In the mid-1880s, prospectors and miners arrived in the river’s watershed. Beginning in 1885, a series of gold strikes foreshadowed the 1896 find on Bonanza Creek, which in turn led to the Klondike Gold Rush. The gold rush transformed the Yukon and the river, greatly increasing steamboat traffic and the number of newcomers. Although the main mining operations were on tributaries of the Yukon River, Dawson City — the territory’s principal settlement — was at the confluence of the Klondike and the Yukon. Just south of Dawson City was Tr’ochëk, an ancient Tr'ondëk Hwëch'in fish camp. Miners purchased dwellings from the Tr'ondëk Hwëch'in at Tr’ochëk, and the sawmills and rafted logs that came with their settlements began to damage the salmon fishery. Under the leadership of Chief Isaac, the Tr'ondëk Hwëch'in moved to Moosehide, 5 km downstream.
Sternwheelers continued to operate, serving the smaller population that stayed on at Dawson City after the gold rush. When the Alaska Highway was completed in 1942 it reoriented the activity in the central Yukon away from the river.
Whitehorse, situated on the Yukon River, became the capital of the territory in 1953, and shortly thereafter construction began on a hydroelectric dam at the White Horse Rapids (for which the community was named). The power plant opened in 1958 and continues to supply electricity to the city. A 366-metre-long wood and concrete fish ladder was constructed to help migrating salmon bypass the dam to get to their spawning beds.

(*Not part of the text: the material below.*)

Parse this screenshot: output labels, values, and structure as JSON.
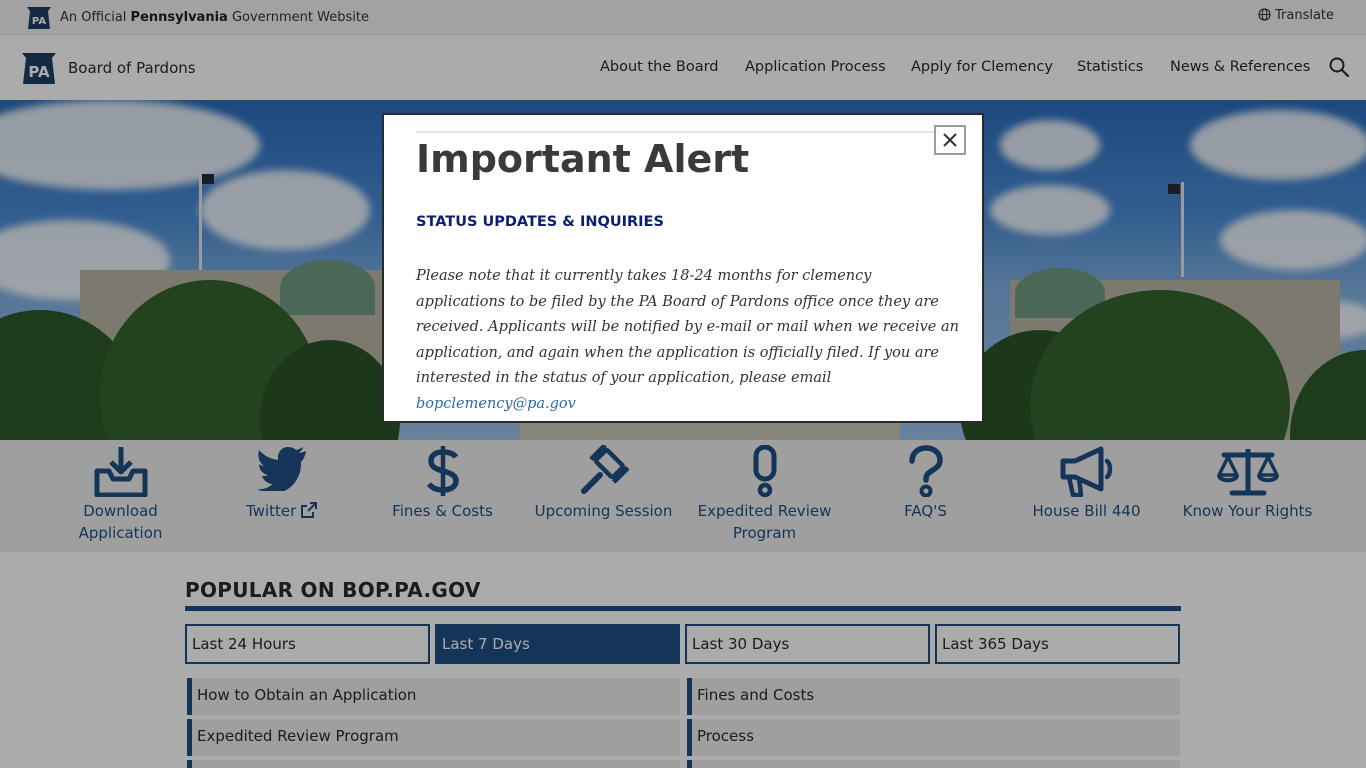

The river remains central to Indigenous cultural landscapes in the Yukon and also serves as a popular tourist destination for those interested in wilderness canoe trips. Many visitors paddle down the river each year to the Dawson City Music Festival and the biannual Moosehide Gathering.

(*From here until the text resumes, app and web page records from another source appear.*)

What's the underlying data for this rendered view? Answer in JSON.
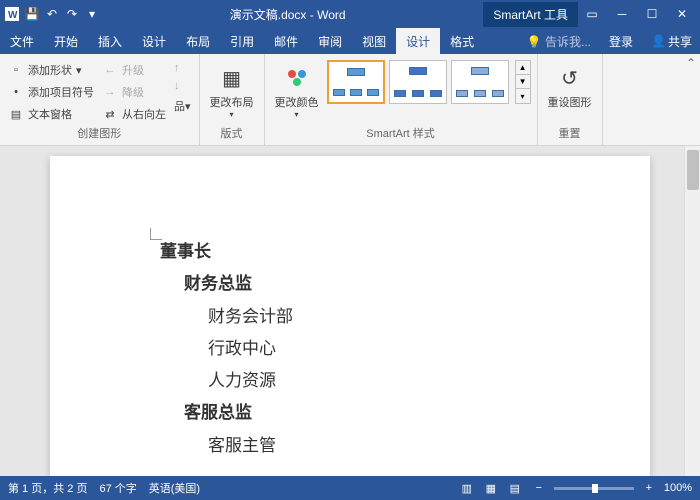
{
  "titlebar": {
    "doc_title": "演示文稿.docx - Word",
    "tool_tab": "SmartArt 工具"
  },
  "menu": {
    "file": "文件",
    "home": "开始",
    "insert": "插入",
    "design": "设计",
    "layout": "布局",
    "references": "引用",
    "mailings": "邮件",
    "review": "审阅",
    "view": "视图",
    "sa_design": "设计",
    "sa_format": "格式",
    "tell_me": "告诉我...",
    "login": "登录",
    "share": "共享"
  },
  "ribbon": {
    "create": {
      "add_shape": "添加形状",
      "add_bullet": "添加项目符号",
      "text_pane": "文本窗格",
      "promote": "升级",
      "demote": "降级",
      "rtl": "从右向左",
      "label": "创建图形"
    },
    "layouts": {
      "change_layout": "更改布局",
      "label": "版式"
    },
    "colors": {
      "change_colors": "更改颜色"
    },
    "styles": {
      "label": "SmartArt 样式"
    },
    "reset": {
      "reset_graphic": "重设图形",
      "label": "重置"
    }
  },
  "document": {
    "items": [
      {
        "level": 1,
        "text": "董事长"
      },
      {
        "level": 2,
        "text": "财务总监"
      },
      {
        "level": 3,
        "text": "财务会计部"
      },
      {
        "level": 3,
        "text": "行政中心"
      },
      {
        "level": 3,
        "text": "人力资源"
      },
      {
        "level": 2,
        "text": "客服总监"
      },
      {
        "level": 3,
        "text": "客服主管"
      }
    ]
  },
  "statusbar": {
    "page": "第 1 页，共 2 页",
    "words": "67 个字",
    "lang": "英语(美国)",
    "zoom": "100%"
  }
}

Since the late 20th century, climate change has caused river ice to break up earlier in the spring, sometimes aggravating natural hazards like ice-jam floods, which have historically caused damage in Dawson City. Each fall Whitehorse discharges its treated sewage into the Yukon River, where it joins waste waters from smaller communities such as Dawson. Elevated contaminant levels have been found in fish in Lake Laberge, notably lake trout, burbot and northern pike; however, these contaminants are thought to originate from distant sources.